Marketing Lessons From Budweiser: Give Your Workhorse a Breather
AB InBev is giving its famed Clydesdale horses a break during this year’s Super Bowl, in favor of a message focused on the good that the company does. Read on for some takeaways about what that decision means.
Your marketing campaign may be a long-term success, one that has come to define your organization, but sometimes even the best ideas need a little bit of a break.
For years, AB InBev has been giving Budweiser an annual nudge by putting animals at the front of its advertising—specifically the iconic Clydesdale horses that have appeared in ads during every Super Bowl since 2002. Furthermore, the horses with a Scottish lineage have appeared in Super Bowls going as far back as 1975 and have been associated with the Budweiser brand since 1933.
But this year, the company is going in a different direction, instead promoting its charitable efforts to deliver water from its breweries to disaster-struck parts of the United States. While the company will promote the Clydesdales in a digital segment, according to Ad Age, it is playing down the marketing element in favor of an approach that appears more vital considering the disaster-heavy 2017 news cycle, which saw hurricane-related tragedies in Florida, Texas and Puerto Rico, among other parts of the country.
A few association marketing takeaways from the shift:
The value of multiple marketing plays. One of the reasons AB InBev has the flexibility to change its messaging like this is that it has multiple marketing identities. Budweiser represents multiple things, and while it can work effectively in one mode, it’s not opposed to changing things up given the mood of its audience—which is, effectively, all U.S. adults who drink beer. A marketing strategy that provides room for different approaches allows organizations to leverage messaging opportunities.

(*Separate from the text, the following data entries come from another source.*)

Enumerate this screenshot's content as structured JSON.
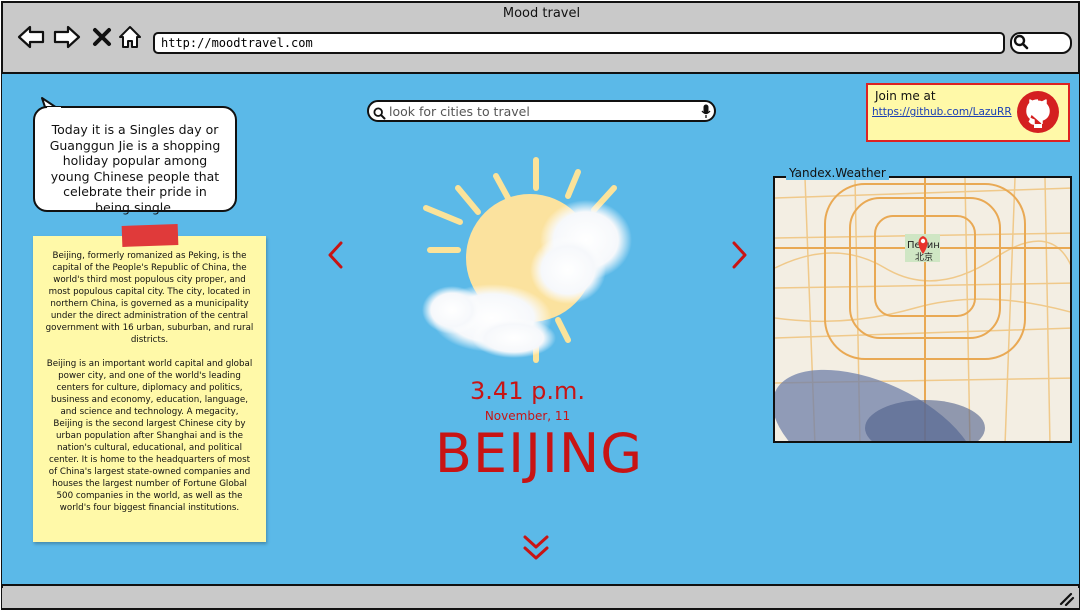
{
  "window": {
    "title": "Mood travel"
  },
  "browser": {
    "url": "http://moodtravel.com"
  },
  "search": {
    "placeholder": "look for cities to travel"
  },
  "fact_bubble": {
    "text": "Today it is a Singles day or Guanggun Jie is a shopping holiday popular among young Chinese people that celebrate their pride in being single."
  },
  "note": {
    "paragraphs": [
      "Beijing, formerly romanized as Peking, is the capital of the People's Republic of China, the world's third most populous city proper, and most populous capital city. The city, located in northern China, is governed as a municipality under the direct administration of the central government with 16 urban, suburban, and rural districts.",
      "Beijing is an important world capital and global power city, and one of the world's leading centers for culture, diplomacy and politics, business and economy, education, language, and science and technology. A megacity, Beijing is the second largest Chinese city by urban population after Shanghai and is the nation's cultural, educational, and political center. It is home to the headquarters of most of China's largest state-owned companies and houses the largest number of Fortune Global 500 companies in the world, as well as the world's four biggest financial institutions."
    ]
  },
  "weather": {
    "time": "3.41 p.m.",
    "date": "November, 11",
    "city": "BEIJING",
    "icon": "sun-behind-cloud-icon"
  },
  "join": {
    "text": "Join me at",
    "link": "https://github.com/LazuRR"
  },
  "map": {
    "label": "Yandex.Weather",
    "city_label_ru": "Пекин",
    "city_label_zh": "北京"
  },
  "colors": {
    "background": "#5bb9e8",
    "accent": "#c81414",
    "note": "#fff9a8"
  }
}
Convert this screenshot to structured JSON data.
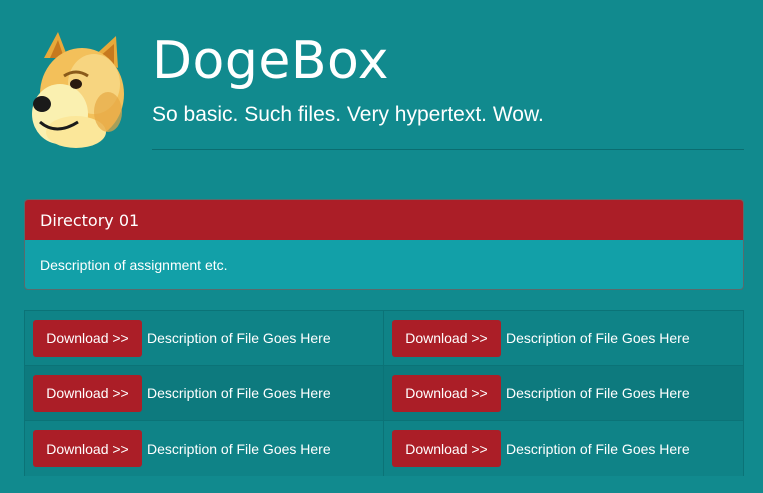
{
  "header": {
    "title": "DogeBox",
    "subtitle": "So basic. Such files. Very hypertext. Wow.",
    "logo_icon": "doge-icon"
  },
  "panel": {
    "heading": "Directory 01",
    "body": "Description of assignment etc."
  },
  "files": [
    {
      "button_label": "Download >>",
      "description": "Description of File Goes Here"
    },
    {
      "button_label": "Download >>",
      "description": "Description of File Goes Here"
    },
    {
      "button_label": "Download >>",
      "description": "Description of File Goes Here"
    },
    {
      "button_label": "Download >>",
      "description": "Description of File Goes Here"
    },
    {
      "button_label": "Download >>",
      "description": "Description of File Goes Here"
    },
    {
      "button_label": "Download >>",
      "description": "Description of File Goes Here"
    }
  ],
  "colors": {
    "background": "#118a8e",
    "accent_red": "#ab1e27",
    "panel_body": "#12a0a8"
  }
}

A mood for storytelling. The culture is changing, something AB InBev is fully aware of as Americans’ taste in beer is shifting away from macrobrews and in favor of light beer and craft brews. The company’s vice president of Budweiser marketing, Ricardo Marques, told the Wall Street Journal [registration] that it’s putting more emphasis on telling stories to help its brand reconnect with an audience that has come to embrace storytelling. “We lost a little bit of that human connection to the brand,” he said.
The power of cause marketing. AB InBev’s water program has been active for more than 30 years, but the company has largely passed on promoting the campaign during the Super Bowl. But because of the organization’s ability to flexibly change its brand, it can put more weight on cause marketing, something that corporations are more willing to put their energy into in the modern era.
So while people love those Clydesdales, AB InBev’s decision to put them in the stable for a year gives Budweiser a chance to recalibrate.
What are your thoughts on the move? Share them in the comments.